If a person develops an infection, not giving it any attention and ignoring it only allows it to fester, grow and become a larger problem. But without proper medical treatment, too much prodding, poking, scratching and rubbing can potentially spread the infection and also make it worse.

In this scenario, journalism is the closest thing we have to that proper treatment.


3 comments on this story | Please log in to comment by clicking here
Doris Booth

Thank you, Dylan and Greg, for your thoughtful and balanced views on Trump coverage, and for your faith in the importance of reasoned journalism in our society. Both sides of every issue should be carefully examined with the goal of informing the public. As Dylan says, journalists must not be lulled into a sense of normalcy but must do the hard work of reporting. Politicizing what should be news (as opposed to opinion) can further erode trust in our noble profession.

Thanks, also, to E&P for being brave enough to cover all sides.

Friday, February 5

A journalists doesn't "give" coverage "to" a subject. Rather the factual information is given to the readers. That is the core issue that needs to be addressed. As a journalists, should you really predetermine the future that which is not yet revealed?

Friday, February 5
Philip Moore

>>...It is imperative that journalists have real, hard and necessary conversations about language (calling a spade a spade and a liar a liar), recognize the harsh limitations of “objectivity” and work to accurately reflect the communities they serve...<<

I am a little troubled by the ease in which the author stepped over the line from journalism to advocacy. Objectivity is not simply a journalistic convention. It is the foundation of empirical knowledge, upon which all sciences and social sciences rely for validity. While it has become fashionable in academic circles to dismiss the value of positivist certainty in favor of a constructivist relativism, whereby truth is simply viewed as opinion, "reflecting the communities they serve," we go down this road at our peril, since it ends in a Hobbesian authoritarianism, where might, alone, determines who and what is right.

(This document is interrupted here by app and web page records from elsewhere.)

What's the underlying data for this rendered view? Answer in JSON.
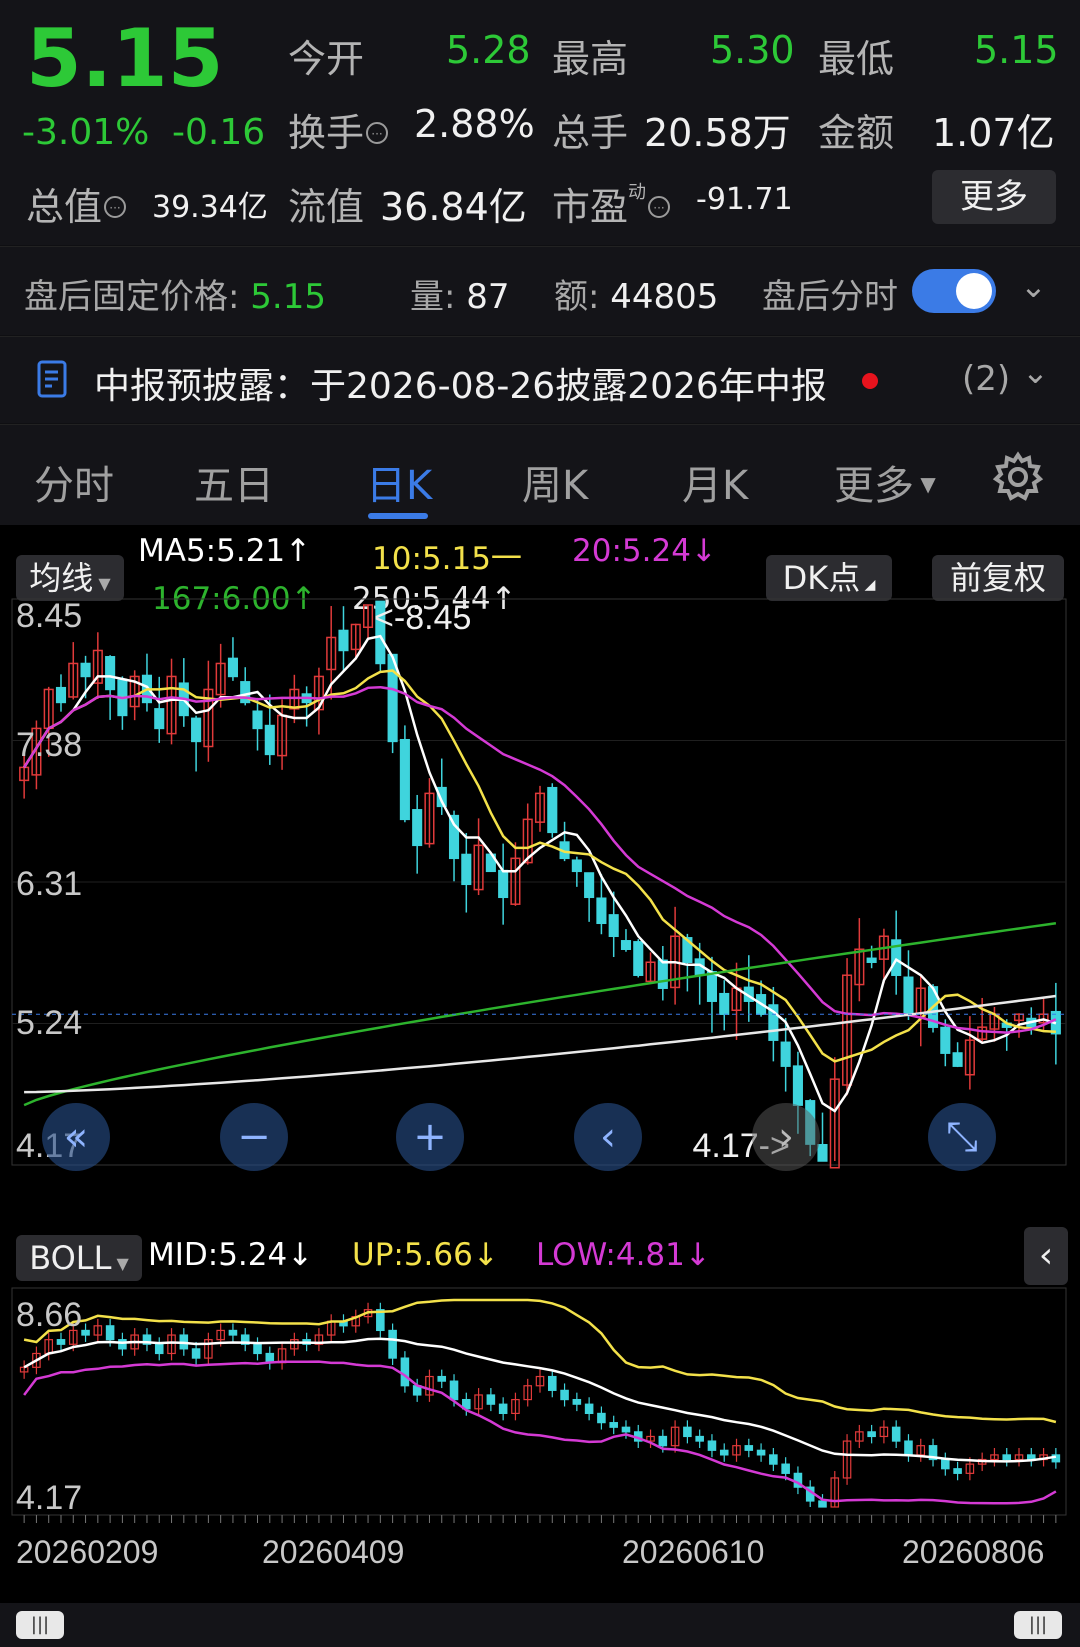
{
  "quote": {
    "price": "5.15",
    "change_pct": "-3.01%",
    "change_abs": "-0.16",
    "open_label": "今开",
    "open": "5.28",
    "high_label": "最高",
    "high": "5.30",
    "low_label": "最低",
    "low": "5.15",
    "turnover_label": "换手",
    "turnover": "2.88%",
    "volume_label": "总手",
    "volume": "20.58万",
    "amount_label": "金额",
    "amount": "1.07亿",
    "total_cap_label": "总值",
    "total_cap": "39.34亿",
    "float_cap_label": "流值",
    "float_cap": "36.84亿",
    "pe_label": "市盈",
    "pe_sup": "动",
    "pe": "-91.71",
    "more_button": "更多",
    "colors": {
      "down": "#2dc937",
      "up": "#e03a3a"
    }
  },
  "after_hours": {
    "fixed_price_label": "盘后固定价格:",
    "fixed_price": "5.15",
    "vol_label": "量:",
    "vol": "87",
    "amt_label": "额:",
    "amt": "44805",
    "timeshare_label": "盘后分时",
    "toggle_on": true
  },
  "notice": {
    "text": "中报预披露：于2026-08-26披露2026年中报",
    "count": "(2)"
  },
  "tabs": [
    {
      "label": "分时"
    },
    {
      "label": "五日"
    },
    {
      "label": "日K",
      "active": true
    },
    {
      "label": "周K"
    },
    {
      "label": "月K"
    },
    {
      "label": "更多"
    }
  ],
  "indicators": {
    "ma_button": "均线",
    "ma5": "MA5:5.21↑",
    "ma10": "10:5.15一",
    "ma20": "20:5.24↓",
    "ma167": "167:6.00↑",
    "ma250": "250:5.44↑",
    "dk_button": "DK点",
    "adj_button": "前复权",
    "boll_button": "BOLL",
    "boll_mid": "MID:5.24↓",
    "boll_up": "UP:5.66↓",
    "boll_low": "LOW:4.81↓",
    "colors": {
      "ma5": "#ffffff",
      "ma10": "#f3e14a",
      "ma20": "#d43ad4",
      "ma167": "#2db32d",
      "ma250": "#e8e8e8"
    }
  },
  "main_chart": {
    "y_labels": [
      "8.45",
      "7.38",
      "6.31",
      "5.24",
      "4.17"
    ],
    "max_annotation": "<-8.45",
    "min_annotation": "4.17->",
    "x_labels": [
      "20260209",
      "20260409",
      "20260610",
      "20260806"
    ]
  },
  "boll_chart": {
    "y_labels": [
      "8.66",
      "4.17"
    ]
  },
  "chart_data": {
    "type": "candlestick",
    "ylim": [
      4.17,
      8.45
    ],
    "high": 8.45,
    "low": 4.17,
    "last_close": 5.15,
    "ma_values": {
      "MA5": 5.21,
      "MA10": 5.15,
      "MA20": 5.24,
      "MA167": 6.0,
      "MA250": 5.44
    },
    "boll_values": {
      "MID": 5.24,
      "UP": 5.66,
      "LOW": 4.81
    },
    "x_ticks": [
      "20260209",
      "20260409",
      "20260610",
      "20260806"
    ],
    "close_series": [
      7.2,
      7.5,
      7.8,
      7.7,
      8.0,
      7.9,
      8.1,
      7.8,
      7.6,
      7.9,
      7.7,
      7.5,
      7.9,
      7.6,
      7.4,
      7.8,
      8.0,
      7.9,
      7.7,
      7.5,
      7.3,
      7.6,
      7.8,
      7.7,
      7.9,
      8.2,
      8.1,
      8.3,
      8.45,
      8.0,
      7.4,
      6.8,
      6.6,
      7.0,
      6.9,
      6.5,
      6.3,
      6.6,
      6.4,
      6.2,
      6.5,
      6.8,
      7.0,
      6.7,
      6.5,
      6.4,
      6.2,
      6.0,
      5.9,
      5.8,
      5.6,
      5.7,
      5.5,
      5.9,
      5.7,
      5.6,
      5.4,
      5.3,
      5.5,
      5.4,
      5.3,
      5.1,
      4.9,
      4.6,
      4.3,
      4.17,
      4.8,
      5.6,
      5.8,
      5.7,
      5.9,
      5.6,
      5.3,
      5.5,
      5.2,
      5.0,
      4.9,
      5.1,
      5.2,
      5.3,
      5.2,
      5.3,
      5.2,
      5.3,
      5.15
    ]
  }
}
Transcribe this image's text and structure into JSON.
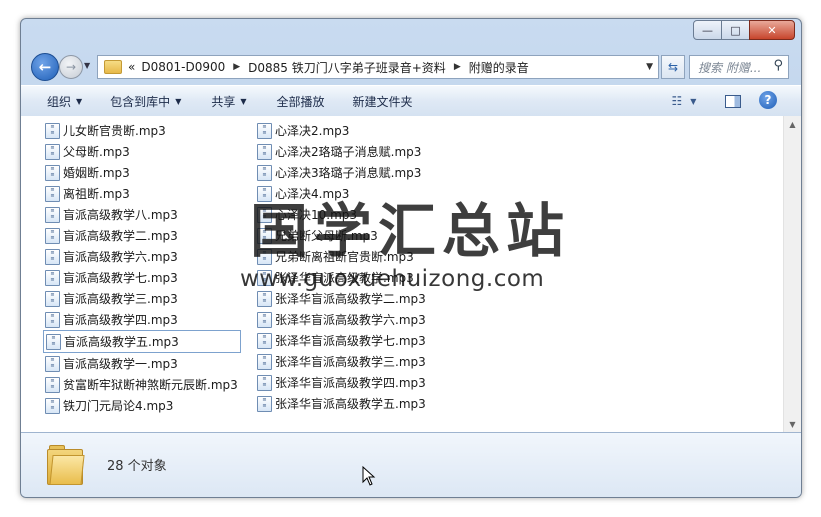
{
  "window": {
    "controls": {
      "minimize": "—",
      "maximize": "□",
      "close": "✕"
    }
  },
  "nav": {
    "back_icon": "arrow-left-icon",
    "forward_icon": "arrow-right-icon",
    "breadcrumbs": [
      "«",
      "D0801-D0900",
      "D0885 铁刀门八字弟子班录音+资料",
      "附赠的录音"
    ],
    "search_placeholder": "搜索 附赠..."
  },
  "toolbar": {
    "organize": "组织",
    "include_in_library": "包含到库中",
    "share": "共享",
    "play_all": "全部播放",
    "new_folder": "新建文件夹"
  },
  "files": {
    "column1": [
      "儿女断官贵断.mp3",
      "父母断.mp3",
      "婚姻断.mp3",
      "离祖断.mp3",
      "盲派高级教学八.mp3",
      "盲派高级教学二.mp3",
      "盲派高级教学六.mp3",
      "盲派高级教学七.mp3",
      "盲派高级教学三.mp3",
      "盲派高级教学四.mp3",
      "盲派高级教学五.mp3",
      "盲派高级教学一.mp3",
      "贫富断牢狱断神煞断元辰断.mp3",
      "铁刀门元局论4.mp3"
    ],
    "column2": [
      "心泽决2.mp3",
      "心泽决2珞璐子消息赋.mp3",
      "心泽决3珞璐子消息赋.mp3",
      "心泽决4.mp3",
      "心泽决10.mp3",
      "兄弟断父母断.mp3",
      "兄弟断离祖断官贵断.mp3",
      "张泽华盲派高级教学.mp3",
      "张泽华盲派高级教学二.mp3",
      "张泽华盲派高级教学六.mp3",
      "张泽华盲派高级教学七.mp3",
      "张泽华盲派高级教学三.mp3",
      "张泽华盲派高级教学四.mp3",
      "张泽华盲派高级教学五.mp3"
    ],
    "selected_index": 10
  },
  "details": {
    "count": "28 个对象"
  },
  "watermark": {
    "title": "国学汇总站",
    "url": "www.guoxuehuizong.com"
  }
}
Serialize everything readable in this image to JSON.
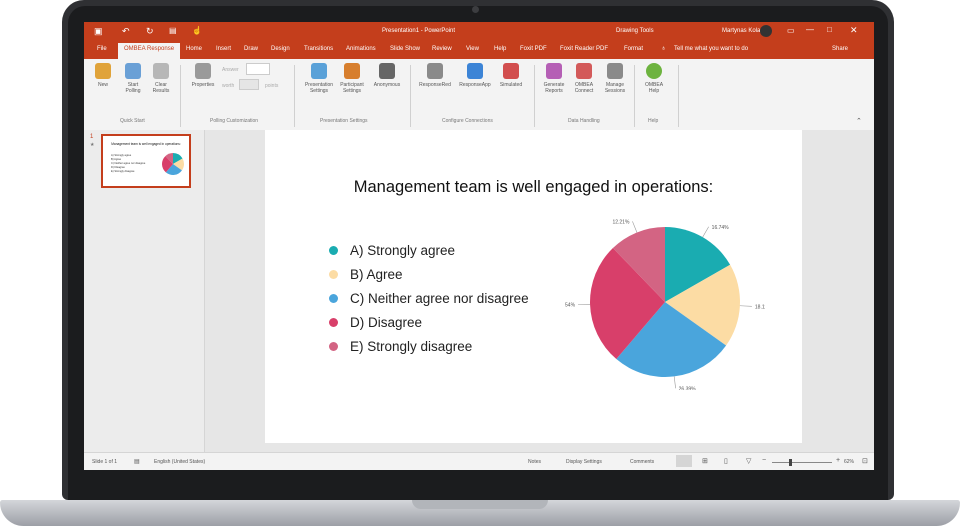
{
  "titlebar": {
    "app_title": "Presentation1 - PowerPoint",
    "context_tab": "Drawing Tools",
    "user": "Martynas Kolas"
  },
  "tabs": [
    "File",
    "OMBEA Response",
    "Home",
    "Insert",
    "Draw",
    "Design",
    "Transitions",
    "Animations",
    "Slide Show",
    "Review",
    "View",
    "Help",
    "Foxit PDF",
    "Foxit Reader PDF",
    "Format"
  ],
  "tell_me": "Tell me what you want to do",
  "share": "Share",
  "ribbon": {
    "buttons": [
      {
        "label": "New",
        "color": "#e0a33a"
      },
      {
        "label": "Start Polling",
        "color": "#6aa0d6"
      },
      {
        "label": "Clear Results",
        "color": "#b7b7b7"
      },
      {
        "label": "Properties",
        "color": "#9a9a9a"
      },
      {
        "label": "Presentation Settings",
        "color": "#5aa1d8"
      },
      {
        "label": "Participant Settings",
        "color": "#d77e2d"
      },
      {
        "label": "Anonymous",
        "color": "#666666"
      },
      {
        "label": "ResponseRed",
        "color": "#8a8a8a"
      },
      {
        "label": "ResponseApp",
        "color": "#3c84d6"
      },
      {
        "label": "Simulated",
        "color": "#d24e4e"
      },
      {
        "label": "Generate Reports",
        "color": "#b55fb5"
      },
      {
        "label": "OMBEA Connect",
        "color": "#d35a5a"
      },
      {
        "label": "Manage Sessions",
        "color": "#8a8a8a"
      },
      {
        "label": "OMBEA Help",
        "color": "#6db33f"
      }
    ],
    "small": {
      "answer": "Answer",
      "points": "points",
      "worth": "worth"
    },
    "groups": [
      "Quick Start",
      "Polling Customization",
      "Presentation Settings",
      "Configure Connections",
      "Data Handling",
      "Help"
    ]
  },
  "slide_number": "1",
  "slide": {
    "title": "Management team is well engaged in operations:",
    "options": [
      {
        "text": "A)  Strongly agree",
        "color": "#1aacb1"
      },
      {
        "text": "B)  Agree",
        "color": "#fcdca4"
      },
      {
        "text": "C)  Neither agree nor disagree",
        "color": "#4aa5dc"
      },
      {
        "text": "D)  Disagree",
        "color": "#d83f6a"
      },
      {
        "text": "E)  Strongly disagree",
        "color": "#d36483"
      }
    ]
  },
  "chart_data": {
    "type": "pie",
    "categories": [
      "Strongly agree",
      "Agree",
      "Neither agree nor disagree",
      "Disagree",
      "Strongly disagree"
    ],
    "values": [
      16.74,
      18.11,
      26.39,
      26.54,
      12.21
    ],
    "labels": [
      "16.74%",
      "18.11%",
      "26.39%",
      "26.54%",
      "12.21%"
    ],
    "colors": [
      "#1aacb1",
      "#fcdca4",
      "#4aa5dc",
      "#d83f6a",
      "#d36483"
    ]
  },
  "thumbnail": {
    "title": "Management team is well engaged in operations:",
    "options": [
      "A) Strongly agree",
      "B) Agree",
      "C) Neither agree nor disagree",
      "D) Disagree",
      "E) Strongly disagree"
    ]
  },
  "status": {
    "slide_info": "Slide 1 of 1",
    "language": "English (United States)",
    "notes": "Notes",
    "display_settings": "Display Settings",
    "comments": "Comments",
    "zoom": "62%"
  }
}
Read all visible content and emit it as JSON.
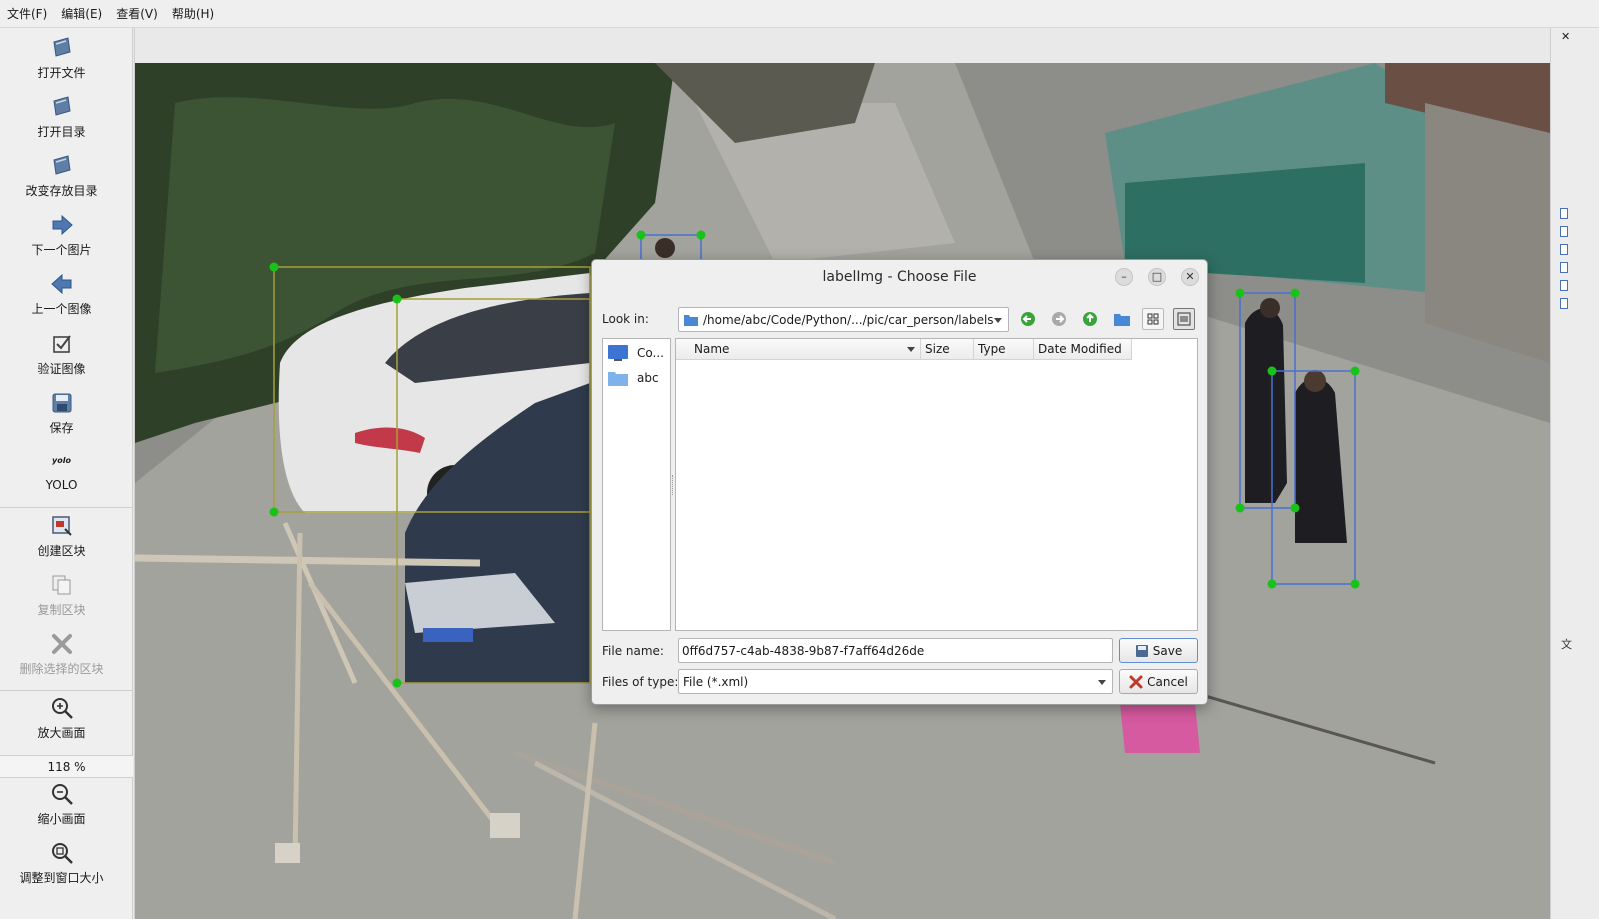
{
  "menu": [
    "文件(F)",
    "编辑(E)",
    "查看(V)",
    "帮助(H)"
  ],
  "toolbar": {
    "open_file": "打开文件",
    "open_dir": "打开目录",
    "change_save_dir": "改变存放目录",
    "next_image": "下一个图片",
    "prev_image": "上一个图像",
    "verify_image": "验证图像",
    "save": "保存",
    "yolo_icon_text": "yolo",
    "yolo": "YOLO",
    "create_box": "创建区块",
    "duplicate_box": "复制区块",
    "delete_box": "删除选择的区块",
    "zoom_in": "放大画面",
    "zoom_level": "118 %",
    "zoom_out": "缩小画面",
    "fit_window": "调整到窗口大小"
  },
  "dialog": {
    "title": "labelImg - Choose File",
    "look_in_label": "Look in:",
    "look_in_path": "/home/abc/Code/Python/.../pic/car_person/labels",
    "places": [
      "Co...",
      "abc"
    ],
    "columns": [
      "Name",
      "Size",
      "Type",
      "Date Modified"
    ],
    "file_name_label": "File name:",
    "file_name_value": "0ff6d757-c4ab-4838-9b87-f7aff64d26de",
    "file_type_label": "Files of type:",
    "file_type_value": "File (*.xml)",
    "save_label": "Save",
    "cancel_label": "Cancel"
  },
  "right_dock": {
    "close_glyph": "✕",
    "label_prefix": "文"
  },
  "colors": {
    "accent": "#2f6fd1",
    "box_handle": "#19c219",
    "box_line_car": "#a6a03a",
    "box_line_person": "#4a6fd0"
  }
}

The value of journalism is in avoiding assumptions of truth and falsehood, seeking instead to fully and fairly relate those assertions of fact which may be learned from others, to inform the electorate, which may not be omniscient, but as asserted by John Milton nearly four centuries ago, with the guidance of objective reporting, may be permitted to make a reasoned effort at choosing what is right.

Friday, February 5